Task description - Find the word "JSON" in the listing. Copy out each line where it occurs.

Data shown -
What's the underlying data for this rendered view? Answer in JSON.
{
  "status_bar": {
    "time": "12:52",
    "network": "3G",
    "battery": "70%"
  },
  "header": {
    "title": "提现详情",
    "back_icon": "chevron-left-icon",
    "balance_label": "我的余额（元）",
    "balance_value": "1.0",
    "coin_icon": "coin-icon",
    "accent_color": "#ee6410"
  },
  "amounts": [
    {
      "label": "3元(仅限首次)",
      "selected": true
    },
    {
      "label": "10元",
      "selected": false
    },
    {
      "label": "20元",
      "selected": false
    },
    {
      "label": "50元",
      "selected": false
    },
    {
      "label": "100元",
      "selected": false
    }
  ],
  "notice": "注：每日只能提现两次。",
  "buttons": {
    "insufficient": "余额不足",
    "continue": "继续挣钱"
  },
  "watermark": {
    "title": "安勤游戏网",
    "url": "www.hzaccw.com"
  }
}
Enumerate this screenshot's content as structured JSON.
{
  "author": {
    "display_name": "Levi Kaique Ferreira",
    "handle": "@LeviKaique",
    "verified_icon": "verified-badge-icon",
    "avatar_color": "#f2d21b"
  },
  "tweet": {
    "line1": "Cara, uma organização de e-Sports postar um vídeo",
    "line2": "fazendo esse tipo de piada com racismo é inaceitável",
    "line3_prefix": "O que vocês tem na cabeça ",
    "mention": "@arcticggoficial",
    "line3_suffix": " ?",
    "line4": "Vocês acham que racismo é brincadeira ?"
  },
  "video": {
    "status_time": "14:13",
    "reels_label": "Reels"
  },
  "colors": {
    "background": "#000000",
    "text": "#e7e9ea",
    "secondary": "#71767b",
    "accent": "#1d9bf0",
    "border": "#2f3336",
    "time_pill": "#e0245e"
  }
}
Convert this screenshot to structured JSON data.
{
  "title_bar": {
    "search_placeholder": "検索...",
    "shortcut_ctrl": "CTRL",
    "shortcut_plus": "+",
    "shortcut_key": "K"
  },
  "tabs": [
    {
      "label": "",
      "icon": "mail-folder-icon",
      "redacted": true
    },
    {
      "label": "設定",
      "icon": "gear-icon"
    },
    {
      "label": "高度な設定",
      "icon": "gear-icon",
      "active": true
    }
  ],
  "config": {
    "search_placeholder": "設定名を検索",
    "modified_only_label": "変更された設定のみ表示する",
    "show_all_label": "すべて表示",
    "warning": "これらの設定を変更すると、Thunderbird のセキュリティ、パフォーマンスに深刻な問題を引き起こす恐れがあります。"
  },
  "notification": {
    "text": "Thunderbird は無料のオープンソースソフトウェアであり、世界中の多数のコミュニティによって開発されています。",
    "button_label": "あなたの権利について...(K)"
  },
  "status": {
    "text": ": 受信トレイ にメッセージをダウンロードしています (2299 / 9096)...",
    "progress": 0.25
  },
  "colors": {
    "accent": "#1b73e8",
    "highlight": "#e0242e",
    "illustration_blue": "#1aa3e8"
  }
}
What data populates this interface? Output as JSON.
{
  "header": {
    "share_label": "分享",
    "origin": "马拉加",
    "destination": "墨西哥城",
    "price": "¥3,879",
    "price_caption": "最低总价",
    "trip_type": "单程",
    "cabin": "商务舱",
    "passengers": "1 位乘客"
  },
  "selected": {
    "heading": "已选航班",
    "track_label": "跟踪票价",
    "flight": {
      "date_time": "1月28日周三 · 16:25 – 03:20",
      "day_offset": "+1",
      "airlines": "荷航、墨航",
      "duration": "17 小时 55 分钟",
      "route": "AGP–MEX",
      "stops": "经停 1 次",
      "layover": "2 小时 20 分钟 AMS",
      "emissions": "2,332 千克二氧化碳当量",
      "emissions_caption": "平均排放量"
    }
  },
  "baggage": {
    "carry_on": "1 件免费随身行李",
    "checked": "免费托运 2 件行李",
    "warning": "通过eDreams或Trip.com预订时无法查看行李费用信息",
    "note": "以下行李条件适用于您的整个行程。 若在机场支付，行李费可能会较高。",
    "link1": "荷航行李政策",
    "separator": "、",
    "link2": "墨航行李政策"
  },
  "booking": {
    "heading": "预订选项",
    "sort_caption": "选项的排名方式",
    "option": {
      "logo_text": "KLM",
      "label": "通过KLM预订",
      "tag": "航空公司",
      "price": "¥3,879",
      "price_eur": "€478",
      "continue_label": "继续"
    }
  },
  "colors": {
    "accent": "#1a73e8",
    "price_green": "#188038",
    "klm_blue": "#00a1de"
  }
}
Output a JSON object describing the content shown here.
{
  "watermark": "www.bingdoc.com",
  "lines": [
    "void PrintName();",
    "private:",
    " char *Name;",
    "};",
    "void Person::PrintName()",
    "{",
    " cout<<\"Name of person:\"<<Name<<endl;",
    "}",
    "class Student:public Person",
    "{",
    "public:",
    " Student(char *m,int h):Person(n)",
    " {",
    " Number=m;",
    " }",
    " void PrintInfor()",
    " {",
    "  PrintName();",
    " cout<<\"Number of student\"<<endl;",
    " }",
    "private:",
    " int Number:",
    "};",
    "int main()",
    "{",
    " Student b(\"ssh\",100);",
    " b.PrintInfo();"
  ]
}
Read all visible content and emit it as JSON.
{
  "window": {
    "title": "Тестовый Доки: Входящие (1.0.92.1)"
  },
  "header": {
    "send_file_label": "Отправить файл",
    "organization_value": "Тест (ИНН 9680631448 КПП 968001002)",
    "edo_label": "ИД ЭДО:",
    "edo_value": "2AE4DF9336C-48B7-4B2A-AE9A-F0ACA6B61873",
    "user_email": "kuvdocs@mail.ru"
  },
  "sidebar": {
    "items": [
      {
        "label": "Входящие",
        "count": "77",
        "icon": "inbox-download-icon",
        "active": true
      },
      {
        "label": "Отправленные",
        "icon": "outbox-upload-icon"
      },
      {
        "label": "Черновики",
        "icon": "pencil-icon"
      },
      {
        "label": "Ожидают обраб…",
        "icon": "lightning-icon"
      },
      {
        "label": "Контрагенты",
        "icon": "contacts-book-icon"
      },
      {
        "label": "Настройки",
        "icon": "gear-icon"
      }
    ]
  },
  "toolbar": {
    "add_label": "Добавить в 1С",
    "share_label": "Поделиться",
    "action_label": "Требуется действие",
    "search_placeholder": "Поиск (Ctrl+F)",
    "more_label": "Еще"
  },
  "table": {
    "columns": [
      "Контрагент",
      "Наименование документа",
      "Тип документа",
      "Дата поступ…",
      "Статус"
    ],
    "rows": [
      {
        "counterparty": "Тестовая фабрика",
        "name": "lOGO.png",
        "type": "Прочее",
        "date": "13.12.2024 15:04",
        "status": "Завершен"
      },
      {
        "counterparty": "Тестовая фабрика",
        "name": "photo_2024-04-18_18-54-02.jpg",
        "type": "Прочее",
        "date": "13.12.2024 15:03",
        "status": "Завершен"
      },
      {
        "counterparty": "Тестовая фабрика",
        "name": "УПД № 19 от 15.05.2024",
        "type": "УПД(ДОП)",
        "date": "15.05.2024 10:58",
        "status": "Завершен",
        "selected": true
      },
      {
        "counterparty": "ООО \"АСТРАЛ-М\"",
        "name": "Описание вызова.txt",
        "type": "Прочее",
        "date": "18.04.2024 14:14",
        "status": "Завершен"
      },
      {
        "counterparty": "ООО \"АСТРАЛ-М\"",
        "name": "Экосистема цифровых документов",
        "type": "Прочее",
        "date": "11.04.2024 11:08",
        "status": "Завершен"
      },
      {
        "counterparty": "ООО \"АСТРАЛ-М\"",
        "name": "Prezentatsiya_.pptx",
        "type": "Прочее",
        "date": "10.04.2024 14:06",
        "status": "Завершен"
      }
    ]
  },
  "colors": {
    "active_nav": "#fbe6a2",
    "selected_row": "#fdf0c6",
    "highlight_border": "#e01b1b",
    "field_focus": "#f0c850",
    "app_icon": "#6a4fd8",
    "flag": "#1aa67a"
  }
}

Written solution -
What's the underlying data for this rendered view? Answer in JSON.
Enumerate this screenshot's content as structured JSON.
Convert this screenshot to structured JSON data.
What data populates this interface? Output as JSON.
Output a JSON object describing the content shown here.
Read all visible content and emit it as JSON.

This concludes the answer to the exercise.